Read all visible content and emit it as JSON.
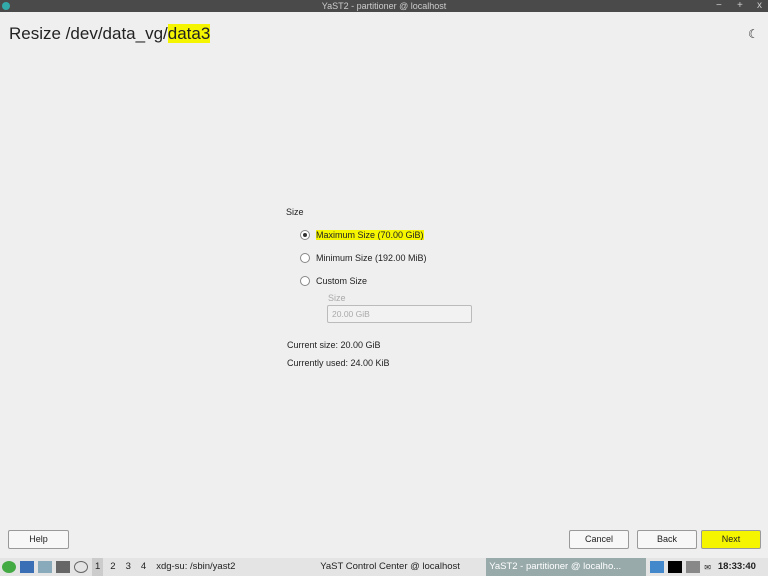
{
  "window": {
    "title": "YaST2 - partitioner @ localhost",
    "controls": [
      "−",
      "+",
      "x"
    ]
  },
  "heading": {
    "prefix": "Resize /dev/data_vg/",
    "device": "data3"
  },
  "size_group": {
    "label": "Size",
    "options": [
      {
        "label": "Maximum Size (70.00 GiB)",
        "selected": true
      },
      {
        "label": "Minimum Size (192.00 MiB)",
        "selected": false
      },
      {
        "label": "Custom Size",
        "selected": false
      }
    ],
    "custom_label": "Size",
    "custom_value": "20.00 GiB"
  },
  "info": {
    "current_size": "Current size: 20.00 GiB",
    "currently_used": "Currently used: 24.00 KiB"
  },
  "buttons": {
    "help": "Help",
    "cancel": "Cancel",
    "back": "Back",
    "next": "Next"
  },
  "taskbar": {
    "workspaces": [
      "1",
      "2",
      "3",
      "4"
    ],
    "tasks": [
      "xdg-su: /sbin/yast2",
      "YaST Control Center @ localhost",
      "YaST2 - partitioner @ localho..."
    ],
    "clock": "18:33:40"
  }
}
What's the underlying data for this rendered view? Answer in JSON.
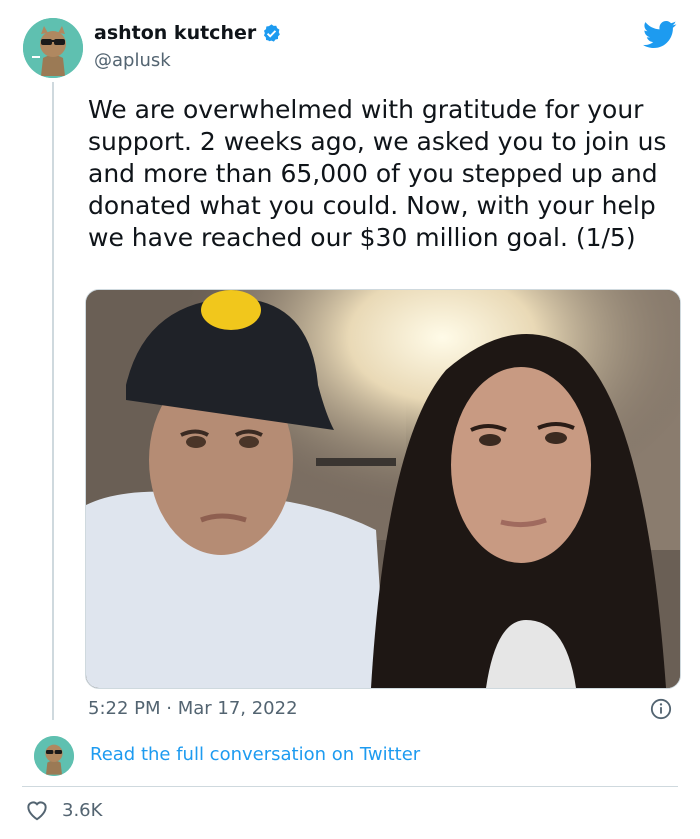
{
  "tweet": {
    "author_name": "ashton kutcher",
    "handle": "@aplusk",
    "text": "We are overwhelmed with gratitude for your support. 2 weeks ago, we asked you to join us and more than 65,000 of you stepped up and donated what you could. Now, with your help we have reached our $30 million goal. (1/5)",
    "timestamp": "5:22 PM · Mar 17, 2022",
    "read_more": "Read the full conversation on Twitter",
    "likes": "3.6K"
  },
  "icons": {
    "brand": "twitter-bird-icon",
    "verified": "verified-badge-icon",
    "info": "info-icon",
    "like": "heart-icon"
  },
  "colors": {
    "accent": "#1d9bf0",
    "text": "#0f1419",
    "secondary": "#536471",
    "avatar_bg": "#5fc0b0"
  }
}
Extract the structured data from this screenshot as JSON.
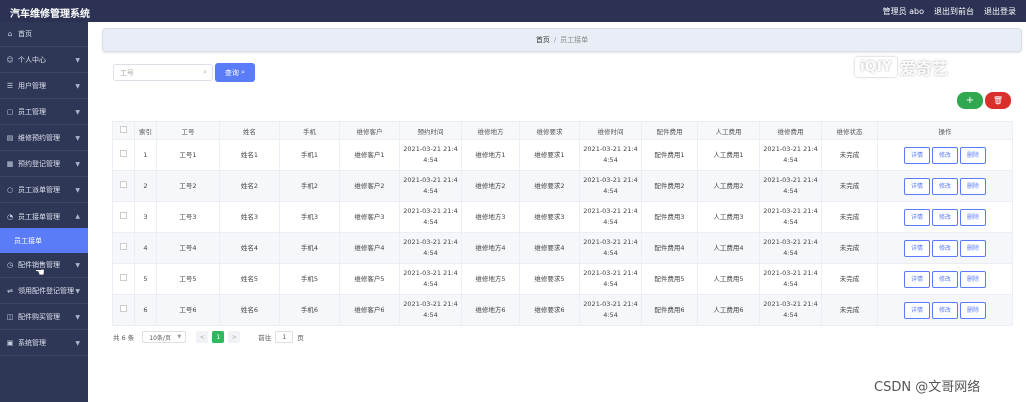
{
  "header": {
    "app_title": "汽车维修管理系统",
    "user_label": "管理员 abo",
    "back_front": "退出到前台",
    "logout": "退出登录"
  },
  "sidebar": {
    "items": [
      {
        "label": "首页",
        "icon": "home-icon"
      },
      {
        "label": "个人中心",
        "icon": "user-icon"
      },
      {
        "label": "用户管理",
        "icon": "users-icon"
      },
      {
        "label": "员工管理",
        "icon": "staff-icon"
      },
      {
        "label": "维修预约管理",
        "icon": "calendar-icon"
      },
      {
        "label": "预约登记管理",
        "icon": "register-icon"
      },
      {
        "label": "员工派单管理",
        "icon": "dispatch-icon"
      },
      {
        "label": "员工接单管理",
        "icon": "accept-icon"
      },
      {
        "label": "配件销售管理",
        "icon": "sales-icon"
      },
      {
        "label": "领用配件登记管理",
        "icon": "parts-icon"
      },
      {
        "label": "配件购买管理",
        "icon": "cart-icon"
      },
      {
        "label": "系统管理",
        "icon": "system-icon"
      }
    ],
    "active_sub": "员工接单"
  },
  "breadcrumb": {
    "home": "首页",
    "separator": "/",
    "current": "员工接单"
  },
  "search": {
    "placeholder": "工号",
    "button": "查询"
  },
  "actions": {
    "add": "+",
    "delete": "🗑"
  },
  "table": {
    "headers": [
      "",
      "索引",
      "工号",
      "姓名",
      "手机",
      "维修客户",
      "预约时间",
      "维修地方",
      "维修要求",
      "维修时间",
      "配件费用",
      "人工费用",
      "维修费用",
      "维修状态",
      "操作"
    ],
    "rows": [
      {
        "idx": "1",
        "no": "工号1",
        "name": "姓名1",
        "phone": "手机1",
        "customer": "维修客户1",
        "appt_a": "2021-03-21 21:4",
        "appt_b": "4:54",
        "place": "维修地方1",
        "req": "维修要求1",
        "fix_a": "2021-03-21 21:4",
        "fix_b": "4:54",
        "parts": "配件费用1",
        "labor": "人工费用1",
        "cost_a": "2021-03-21 21:4",
        "cost_b": "4:54",
        "status": "未完成"
      },
      {
        "idx": "2",
        "no": "工号2",
        "name": "姓名2",
        "phone": "手机2",
        "customer": "维修客户2",
        "appt_a": "2021-03-21 21:4",
        "appt_b": "4:54",
        "place": "维修地方2",
        "req": "维修要求2",
        "fix_a": "2021-03-21 21:4",
        "fix_b": "4:54",
        "parts": "配件费用2",
        "labor": "人工费用2",
        "cost_a": "2021-03-21 21:4",
        "cost_b": "4:54",
        "status": "未完成"
      },
      {
        "idx": "3",
        "no": "工号3",
        "name": "姓名3",
        "phone": "手机3",
        "customer": "维修客户3",
        "appt_a": "2021-03-21 21:4",
        "appt_b": "4:54",
        "place": "维修地方3",
        "req": "维修要求3",
        "fix_a": "2021-03-21 21:4",
        "fix_b": "4:54",
        "parts": "配件费用3",
        "labor": "人工费用3",
        "cost_a": "2021-03-21 21:4",
        "cost_b": "4:54",
        "status": "未完成"
      },
      {
        "idx": "4",
        "no": "工号4",
        "name": "姓名4",
        "phone": "手机4",
        "customer": "维修客户4",
        "appt_a": "2021-03-21 21:4",
        "appt_b": "4:54",
        "place": "维修地方4",
        "req": "维修要求4",
        "fix_a": "2021-03-21 21:4",
        "fix_b": "4:54",
        "parts": "配件费用4",
        "labor": "人工费用4",
        "cost_a": "2021-03-21 21:4",
        "cost_b": "4:54",
        "status": "未完成"
      },
      {
        "idx": "5",
        "no": "工号5",
        "name": "姓名5",
        "phone": "手机5",
        "customer": "维修客户5",
        "appt_a": "2021-03-21 21:4",
        "appt_b": "4:54",
        "place": "维修地方5",
        "req": "维修要求5",
        "fix_a": "2021-03-21 21:4",
        "fix_b": "4:54",
        "parts": "配件费用5",
        "labor": "人工费用5",
        "cost_a": "2021-03-21 21:4",
        "cost_b": "4:54",
        "status": "未完成"
      },
      {
        "idx": "6",
        "no": "工号6",
        "name": "姓名6",
        "phone": "手机6",
        "customer": "维修客户6",
        "appt_a": "2021-03-21 21:4",
        "appt_b": "4:54",
        "place": "维修地方6",
        "req": "维修要求6",
        "fix_a": "2021-03-21 21:4",
        "fix_b": "4:54",
        "parts": "配件费用6",
        "labor": "人工费用6",
        "cost_a": "2021-03-21 21:4",
        "cost_b": "4:54",
        "status": "未完成"
      }
    ],
    "ops": {
      "detail": "详情",
      "edit": "修改",
      "delete": "删除"
    }
  },
  "pager": {
    "total": "共 6 条",
    "page_size": "10条/页",
    "prev": "<",
    "current": "1",
    "next": ">",
    "goto_label": "前往",
    "goto_value": "1",
    "page_suffix": "页"
  },
  "watermarks": {
    "iqiyi_box": "iQIY",
    "iqiyi_text": "爱奇艺",
    "csdn": "CSDN @文哥网络"
  },
  "colors": {
    "topbar": "#2b3253",
    "sidebar": "#2f3756",
    "accent": "#5a7cf8",
    "add": "#2fa84f",
    "delete": "#d9302c"
  }
}
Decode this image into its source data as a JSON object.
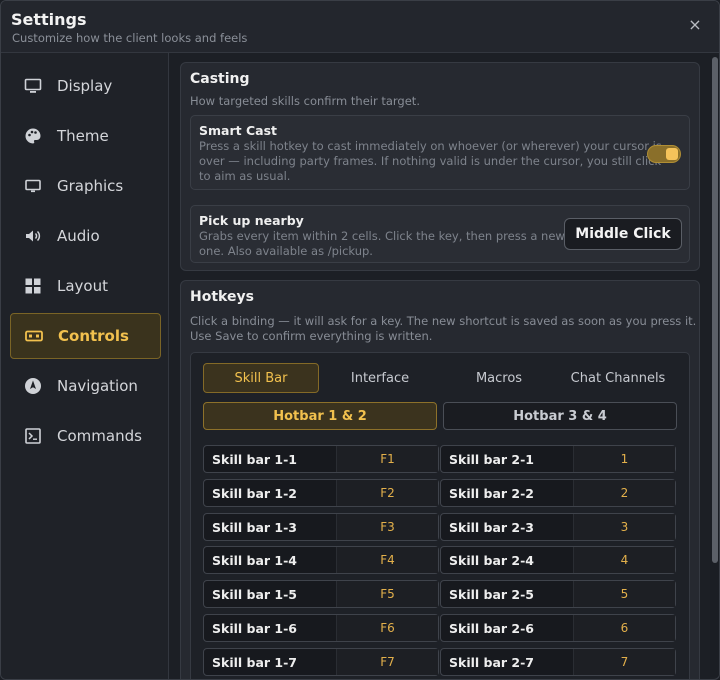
{
  "window": {
    "title": "Settings",
    "subtitle": "Customize how the client looks and feels",
    "close_label": "×"
  },
  "sidebar": {
    "items": [
      {
        "label": "Display",
        "icon": "monitor-icon"
      },
      {
        "label": "Theme",
        "icon": "palette-icon"
      },
      {
        "label": "Graphics",
        "icon": "screen-icon"
      },
      {
        "label": "Audio",
        "icon": "speaker-icon"
      },
      {
        "label": "Layout",
        "icon": "grid-icon"
      },
      {
        "label": "Controls",
        "icon": "keyboard-icon",
        "active": true
      },
      {
        "label": "Navigation",
        "icon": "compass-icon"
      },
      {
        "label": "Commands",
        "icon": "terminal-icon"
      }
    ]
  },
  "casting": {
    "title": "Casting",
    "description": "How targeted skills confirm their target.",
    "smart_cast": {
      "title": "Smart Cast",
      "description_lines": [
        "Press a skill hotkey to cast immediately on whoever (or wherever) your cursor is",
        "over — including party frames. If nothing valid is under the cursor, you still click",
        "to aim as usual."
      ],
      "enabled": true
    },
    "pickup": {
      "title": "Pick up nearby",
      "description_lines": [
        "Grabs every item within 2 cells. Click the key, then press a new",
        "one. Also available as /pickup."
      ],
      "binding": "Middle Click"
    }
  },
  "hotkeys": {
    "title": "Hotkeys",
    "description_lines": [
      "Click a binding — it will ask for a key. The new shortcut is saved as soon as you press it.",
      "Use Save to confirm everything is written."
    ],
    "tabs": [
      "Skill Bar",
      "Interface",
      "Macros",
      "Chat Channels"
    ],
    "active_tab": "Skill Bar",
    "subtabs": [
      "Hotbar 1 & 2",
      "Hotbar 3 & 4"
    ],
    "active_subtab": "Hotbar 1 & 2",
    "bindings_left": [
      {
        "name": "Skill bar 1-1",
        "key": "F1"
      },
      {
        "name": "Skill bar 1-2",
        "key": "F2"
      },
      {
        "name": "Skill bar 1-3",
        "key": "F3"
      },
      {
        "name": "Skill bar 1-4",
        "key": "F4"
      },
      {
        "name": "Skill bar 1-5",
        "key": "F5"
      },
      {
        "name": "Skill bar 1-6",
        "key": "F6"
      },
      {
        "name": "Skill bar 1-7",
        "key": "F7"
      }
    ],
    "bindings_right": [
      {
        "name": "Skill bar 2-1",
        "key": "1"
      },
      {
        "name": "Skill bar 2-2",
        "key": "2"
      },
      {
        "name": "Skill bar 2-3",
        "key": "3"
      },
      {
        "name": "Skill bar 2-4",
        "key": "4"
      },
      {
        "name": "Skill bar 2-5",
        "key": "5"
      },
      {
        "name": "Skill bar 2-6",
        "key": "6"
      },
      {
        "name": "Skill bar 2-7",
        "key": "7"
      }
    ]
  },
  "colors": {
    "accent": "#f2c14e",
    "accent_border": "#846a27",
    "background": "#1c1f25"
  }
}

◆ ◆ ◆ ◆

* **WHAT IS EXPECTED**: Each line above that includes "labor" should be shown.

* **OUTPUT**:
        "labor": "人工费用1",
        "labor": "人工费用2",
        "labor": "人工费用3",
        "labor": "人工费用4",
        "labor": "人工费用5",
        "labor": "人工费用6",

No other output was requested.